Your instructions → Output all entries exactly as they appear and skip the pictures.

Dataset rows for apps and sites →

◆ ◆ ◆ ◆

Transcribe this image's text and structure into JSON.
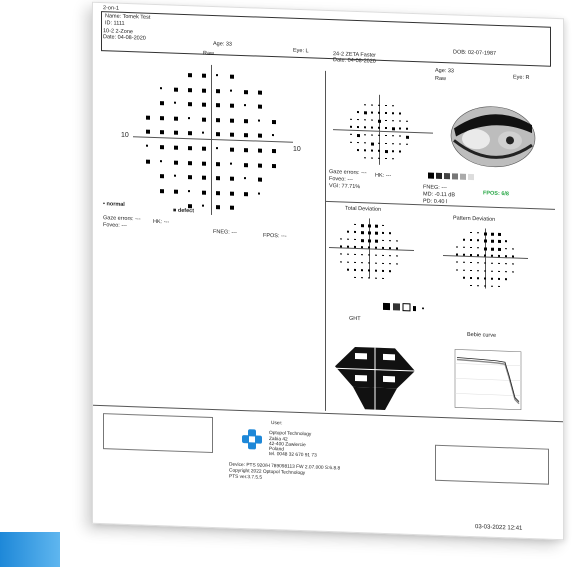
{
  "header": {
    "mode": "2-on-1",
    "name": "Name: Tomek Test",
    "id": "ID: 1111",
    "dob": "DOB: 02-07-1987"
  },
  "left_exam": {
    "program": "10-2 2-Zone",
    "date": "Date: 04-08-2020",
    "age": "Age: 33",
    "eye": "Eye: L",
    "plot_title": "Raw",
    "axis_left": "10",
    "axis_right": "10",
    "legend_normal": "normal",
    "legend_defect": "defect",
    "gaze_errors": "Gaze errors: ---",
    "hk": "HK: ---",
    "foveo": "Foveo: ---",
    "fneg": "FNEG: ---",
    "fpos": "FPOS: ---"
  },
  "right_exam": {
    "program": "24-2 ZETA Faster",
    "date": "Date: 04-08-2020",
    "age": "Age: 33",
    "eye": "Eye: R",
    "plot_title": "Raw",
    "gaze_errors": "Gaze errors: ---",
    "hk": "HK: ---",
    "foveo": "Foveo: ---",
    "vgi": "VGI: 77.71%",
    "fneg": "FNEG: ---",
    "md": "MD: -0.11 dB",
    "pd": "PD: 0.40 l",
    "fpos": "FPOS: 6/8",
    "total_deviation": "Total Deviation",
    "pattern_deviation": "Pattern Deviation",
    "ght": "GHT",
    "bebie": "Bebie curve"
  },
  "footer": {
    "user": "User:",
    "company": "Optopol Technology",
    "addr1": "Zabia 42",
    "addr2": "42-400 Zawiercie",
    "addr3": "Poland",
    "tel": "tel. 0048 32 670 91 73",
    "device": "Device: PTS 920/H 789098113 FW 2.07.000 S:6.8.8",
    "copyright": "Copyright 2022 Optopol Technology",
    "version": "PTS ver.3.7.5.5",
    "timestamp": "03-03-2022 12:41"
  },
  "colors": {
    "accent": "#1e88d8",
    "fpos_green": "#27a745"
  }
}
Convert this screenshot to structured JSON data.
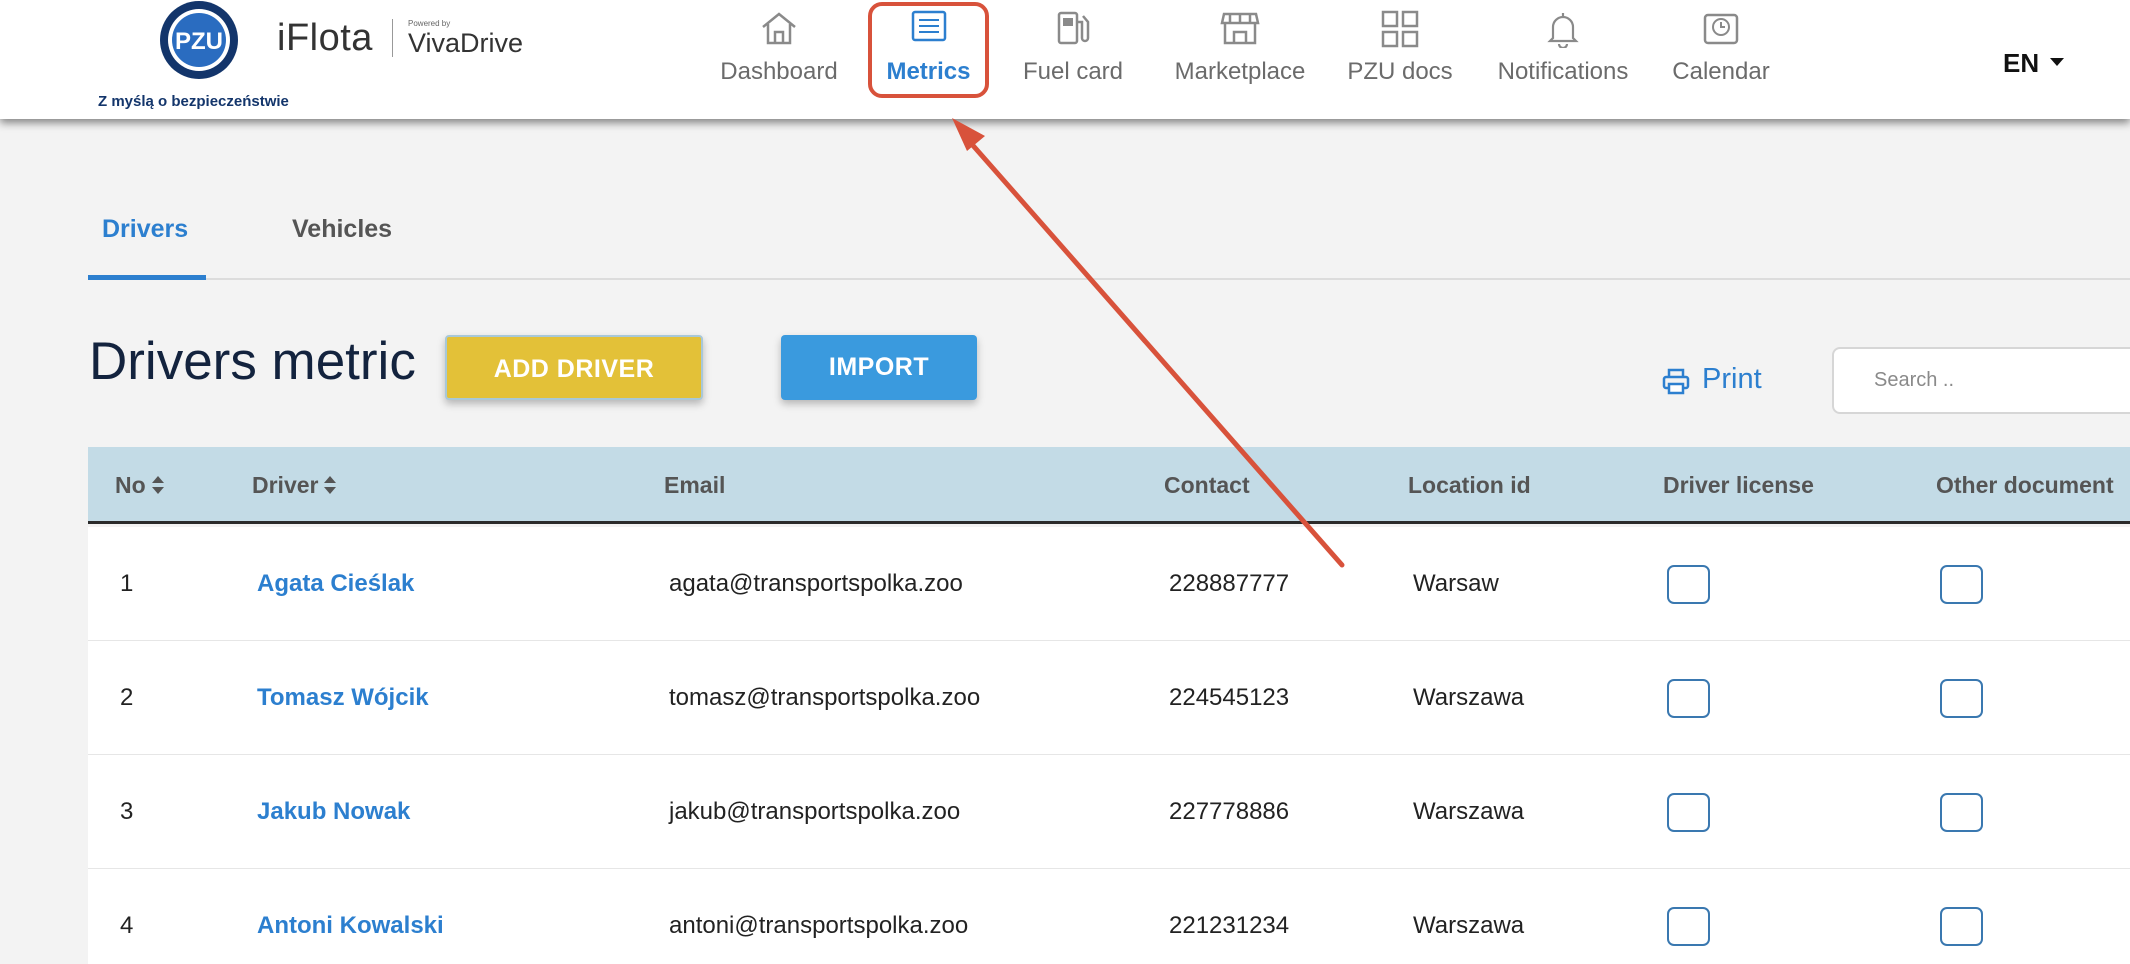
{
  "brand": {
    "logo_text": "PZU",
    "tagline": "Z myślą o bezpieczeństwie",
    "app_name": "iFlota",
    "powered_by": "Powered by",
    "partner": "VivaDrive"
  },
  "nav": {
    "items": [
      {
        "label": "Dashboard",
        "icon": "home-icon"
      },
      {
        "label": "Metrics",
        "icon": "list-icon"
      },
      {
        "label": "Fuel card",
        "icon": "fuel-pump-icon"
      },
      {
        "label": "Marketplace",
        "icon": "store-icon"
      },
      {
        "label": "PZU docs",
        "icon": "grid-icon"
      },
      {
        "label": "Notifications",
        "icon": "bell-icon"
      },
      {
        "label": "Calendar",
        "icon": "calendar-icon"
      }
    ],
    "active": "Metrics",
    "language": "EN"
  },
  "tabs": [
    {
      "label": "Drivers"
    },
    {
      "label": "Vehicles"
    }
  ],
  "page": {
    "title": "Drivers metric",
    "add_label": "ADD DRIVER",
    "import_label": "IMPORT",
    "print_label": "Print",
    "search_placeholder": "Search .."
  },
  "table": {
    "columns": [
      "No",
      "Driver",
      "Email",
      "Contact",
      "Location id",
      "Driver license",
      "Other document"
    ],
    "rows": [
      {
        "no": "1",
        "driver": "Agata Cieślak",
        "email": "agata@transportspolka.zoo",
        "contact": "228887777",
        "location": "Warsaw"
      },
      {
        "no": "2",
        "driver": "Tomasz Wójcik",
        "email": "tomasz@transportspolka.zoo",
        "contact": "224545123",
        "location": "Warszawa"
      },
      {
        "no": "3",
        "driver": "Jakub Nowak",
        "email": "jakub@transportspolka.zoo",
        "contact": "227778886",
        "location": "Warszawa"
      },
      {
        "no": "4",
        "driver": "Antoni Kowalski",
        "email": "antoni@transportspolka.zoo",
        "contact": "221231234",
        "location": "Warszawa"
      }
    ]
  },
  "colors": {
    "accent_blue": "#2c7fcf",
    "add_yellow": "#e3c138",
    "import_blue": "#3a9ade",
    "header_row": "#c3dbe6",
    "annotation_red": "#d8523b"
  }
}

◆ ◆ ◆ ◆

Exercise result →
Transcribe this image's text and structure into JSON.
{
  "header": {
    "mode": "2-on-1",
    "name": "Name: Tomek Test",
    "id": "ID: 1111",
    "dob": "DOB: 02-07-1987"
  },
  "left_exam": {
    "program": "10-2 2-Zone",
    "date": "Date: 04-08-2020",
    "age": "Age: 33",
    "eye": "Eye: L",
    "plot_title": "Raw",
    "axis_left": "10",
    "axis_right": "10",
    "legend_normal": "normal",
    "legend_defect": "defect",
    "gaze_errors": "Gaze errors: ---",
    "hk": "HK: ---",
    "foveo": "Foveo: ---",
    "fneg": "FNEG: ---",
    "fpos": "FPOS: ---"
  },
  "right_exam": {
    "program": "24-2 ZETA Faster",
    "date": "Date: 04-08-2020",
    "age": "Age: 33",
    "eye": "Eye: R",
    "plot_title": "Raw",
    "gaze_errors": "Gaze errors: ---",
    "hk": "HK: ---",
    "foveo": "Foveo: ---",
    "vgi": "VGI: 77.71%",
    "fneg": "FNEG: ---",
    "md": "MD: -0.11 dB",
    "pd": "PD: 0.40 l",
    "fpos": "FPOS: 6/8",
    "total_deviation": "Total Deviation",
    "pattern_deviation": "Pattern Deviation",
    "ght": "GHT",
    "bebie": "Bebie curve"
  },
  "footer": {
    "user": "User:",
    "company": "Optopol Technology",
    "addr1": "Zabia 42",
    "addr2": "42-400 Zawiercie",
    "addr3": "Poland",
    "tel": "tel. 0048 32 670 91 73",
    "device": "Device: PTS 920/H 789098113 FW 2.07.000 S:6.8.8",
    "copyright": "Copyright 2022 Optopol Technology",
    "version": "PTS ver.3.7.5.5",
    "timestamp": "03-03-2022 12:41"
  },
  "colors": {
    "accent": "#1e88d8",
    "fpos_green": "#27a745"
  }
}
Convert this screenshot to structured JSON data.
{
  "brand": {
    "logo_text": "PZU",
    "tagline": "Z myślą o bezpieczeństwie",
    "app_name": "iFlota",
    "powered_by": "Powered by",
    "partner": "VivaDrive"
  },
  "nav": {
    "items": [
      {
        "label": "Dashboard",
        "icon": "home-icon"
      },
      {
        "label": "Metrics",
        "icon": "list-icon"
      },
      {
        "label": "Fuel card",
        "icon": "fuel-pump-icon"
      },
      {
        "label": "Marketplace",
        "icon": "store-icon"
      },
      {
        "label": "PZU docs",
        "icon": "grid-icon"
      },
      {
        "label": "Notifications",
        "icon": "bell-icon"
      },
      {
        "label": "Calendar",
        "icon": "calendar-icon"
      }
    ],
    "active": "Metrics",
    "language": "EN"
  },
  "tabs": [
    {
      "label": "Drivers"
    },
    {
      "label": "Vehicles"
    }
  ],
  "page": {
    "title": "Drivers metric",
    "add_label": "ADD DRIVER",
    "import_label": "IMPORT",
    "print_label": "Print",
    "search_placeholder": "Search .."
  },
  "table": {
    "columns": [
      "No",
      "Driver",
      "Email",
      "Contact",
      "Location id",
      "Driver license",
      "Other document"
    ],
    "rows": [
      {
        "no": "1",
        "driver": "Agata Cieślak",
        "email": "agata@transportspolka.zoo",
        "contact": "228887777",
        "location": "Warsaw"
      },
      {
        "no": "2",
        "driver": "Tomasz Wójcik",
        "email": "tomasz@transportspolka.zoo",
        "contact": "224545123",
        "location": "Warszawa"
      },
      {
        "no": "3",
        "driver": "Jakub Nowak",
        "email": "jakub@transportspolka.zoo",
        "contact": "227778886",
        "location": "Warszawa"
      },
      {
        "no": "4",
        "driver": "Antoni Kowalski",
        "email": "antoni@transportspolka.zoo",
        "contact": "221231234",
        "location": "Warszawa"
      }
    ]
  },
  "colors": {
    "accent_blue": "#2c7fcf",
    "add_yellow": "#e3c138",
    "import_blue": "#3a9ade",
    "header_row": "#c3dbe6",
    "annotation_red": "#d8523b"
  }
}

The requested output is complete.